The adoption of mobile technology has become the standard for most financial services business lines. But a segment of Fixed Income is missing out on the party, and they don't seem to mind.
"Because portfolio management decisions are more medium to long-term there's not as much demand for that kind of [real-time] access," says Andrew Hausman, president of BondEdge Solutions, an Interactive Data company that provides reference data for fixed income portfolio managers at more than 400 leading banks, investment managers, and other financial service professionals. “Our customers aren't sitting in a taxi and changing portfolios on their phones, that's not how it goes."
In an attempt to enable mobile adoption, BondEdge's hosted solutions platform is designed to be fully functional on a mobile device, but Hausman says there doesn't seem to be an overwhelming demand for it outside of the PC. "It surprises me a bit because everything else is going that way, but the nature of portfolio management is not really done in real-time with urgency. People like to know the news and the market in real-time, but in terms of the service we provide, so far it's not moving away from the PC like a lot of other things."
[For more on the drastic changes in the fixed income space, read: The Big Shift: Overhauling Corporate Bond Trading.]
After all, he explains, users would be looking at a ton of numbers, charts and complicated math, which doesn't lend itself to the device. "Tablets are in the middle, our hosted solutions works and looks fine on them. I'm sure some people use it, but it typically does not come up in sales meetings."
Driving Security & Prioritized DemandsClients may not ask for mobile features, but they haven't held back from numerous request related to product offerings and security. As Hausman explains it, the fixed income market is going through a tough year, causing clients to look beyond their usual markets in search of yield. The aggressive push can be as simple as trading bonds with more risky credit ratings, entering emerging markets, or even equities. Whatever they choose, the community is demanding broader instrument coverage and analytics to beat their benchmark and fund liabilities.
A Demanding Business
Unlike any time in their 30-year history, BondEdge is experiencing a trend of fixed income managers requesting more and more custom analytics in order to meet their benchmarks. According to Hausman, clients used to be content with daily/weekly/monthly packages of data values. Now, for whatever purposes, clients are asking for information in real time, coming back again and again with requests for different data sets and conditions. This is "because they are using our data in other applications they expect us to provide them data quickly," says Hausman. "They expect us to run calculations behind the scenes we normally wouldn't be asked to do in a couple minutes.
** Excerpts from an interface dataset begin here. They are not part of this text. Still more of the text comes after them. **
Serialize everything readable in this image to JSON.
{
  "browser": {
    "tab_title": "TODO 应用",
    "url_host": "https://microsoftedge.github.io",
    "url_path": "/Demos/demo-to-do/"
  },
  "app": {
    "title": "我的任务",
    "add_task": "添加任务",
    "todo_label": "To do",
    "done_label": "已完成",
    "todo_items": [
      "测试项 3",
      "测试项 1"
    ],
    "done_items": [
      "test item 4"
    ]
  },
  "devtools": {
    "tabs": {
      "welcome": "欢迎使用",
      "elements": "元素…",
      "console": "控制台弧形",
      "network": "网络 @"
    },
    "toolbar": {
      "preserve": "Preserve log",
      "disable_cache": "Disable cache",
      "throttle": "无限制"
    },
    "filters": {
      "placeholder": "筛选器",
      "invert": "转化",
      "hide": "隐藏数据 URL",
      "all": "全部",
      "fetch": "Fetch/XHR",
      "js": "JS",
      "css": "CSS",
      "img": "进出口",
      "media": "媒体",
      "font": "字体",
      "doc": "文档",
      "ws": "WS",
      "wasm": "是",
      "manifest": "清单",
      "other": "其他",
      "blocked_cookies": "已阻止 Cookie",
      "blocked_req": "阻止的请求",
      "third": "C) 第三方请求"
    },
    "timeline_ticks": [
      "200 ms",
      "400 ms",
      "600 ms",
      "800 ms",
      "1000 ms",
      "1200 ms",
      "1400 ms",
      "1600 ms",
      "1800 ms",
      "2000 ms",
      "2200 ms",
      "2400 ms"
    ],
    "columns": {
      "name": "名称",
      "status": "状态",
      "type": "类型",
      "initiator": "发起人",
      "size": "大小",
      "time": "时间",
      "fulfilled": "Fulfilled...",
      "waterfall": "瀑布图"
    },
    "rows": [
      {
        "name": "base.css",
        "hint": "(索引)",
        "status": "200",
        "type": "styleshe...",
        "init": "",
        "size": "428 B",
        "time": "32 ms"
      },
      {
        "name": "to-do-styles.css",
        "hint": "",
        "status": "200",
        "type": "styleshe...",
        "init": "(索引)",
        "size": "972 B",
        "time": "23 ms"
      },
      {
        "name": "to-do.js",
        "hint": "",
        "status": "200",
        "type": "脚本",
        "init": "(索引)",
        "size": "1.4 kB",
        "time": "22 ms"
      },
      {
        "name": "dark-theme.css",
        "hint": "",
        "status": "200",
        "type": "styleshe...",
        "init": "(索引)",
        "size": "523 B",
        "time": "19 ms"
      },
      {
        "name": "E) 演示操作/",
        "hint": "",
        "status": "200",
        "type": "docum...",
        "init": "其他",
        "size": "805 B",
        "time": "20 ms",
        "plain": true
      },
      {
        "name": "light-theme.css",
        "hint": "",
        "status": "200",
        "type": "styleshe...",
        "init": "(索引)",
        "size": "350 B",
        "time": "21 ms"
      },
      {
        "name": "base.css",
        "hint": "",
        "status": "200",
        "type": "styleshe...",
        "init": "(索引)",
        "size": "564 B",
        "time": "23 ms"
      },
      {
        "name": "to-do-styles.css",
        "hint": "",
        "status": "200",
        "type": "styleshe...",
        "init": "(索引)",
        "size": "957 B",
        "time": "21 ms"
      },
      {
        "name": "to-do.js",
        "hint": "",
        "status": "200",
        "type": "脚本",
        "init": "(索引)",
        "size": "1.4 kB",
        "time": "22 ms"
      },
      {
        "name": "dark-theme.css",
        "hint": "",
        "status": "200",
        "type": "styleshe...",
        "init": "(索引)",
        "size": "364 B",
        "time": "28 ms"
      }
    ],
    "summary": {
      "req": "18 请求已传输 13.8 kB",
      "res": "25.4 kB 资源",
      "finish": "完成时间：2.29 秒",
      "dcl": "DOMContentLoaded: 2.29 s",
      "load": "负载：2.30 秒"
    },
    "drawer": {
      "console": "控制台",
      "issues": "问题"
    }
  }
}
There's a definite push for speed."
To put this in perspective, a client with a lot of portfolios will ask what happens if they do an interest rate shock test across their 300 portfolios, and they don't want to wait long for an answer. A lot of math is being done in a short amount of time, pushing harder on their servers to perform quickly.
Like others in the financial service industry, BondEdge's software is offered as a deployed solution or as a hosted solution. Hausman says most of their new business partners prefer the hosted solution, but that comes with a slew of security concerns about hosting client data. "It’s funny," he says "Storage has gotten cheaper, but some of this other stuff has not, just because the bar is higher. Clients used to take the hardware and were happy. Now we’re getting into a lot more of a dialog with CTOs about the best way to take the service… They come to us and ask, 'Do you do this? Would you buy this technology on our behalf?' so they're definitely driving us to the level of security they need."
As customers move into new fixed income territories they can benefit from the expertise of those who covered the area before them. With client approval, BondEdge has opened up its system so clients can use someone else's data and analytics. For example, many use Intex’s cash flow data because the way they deconstruct structured products is unique. Another big name is Andrew Davidson & Company, which provides unique data- prepayment instruments.
"People want flexible systems," says Hausman. "We're supplying solutions with our service, but if you want to use Intex input, we're opening up the system and saying, you don't have to use ours, you can use theirs … That was a popular direction, because clients want to pull things differently and they want to operate with inputs they like."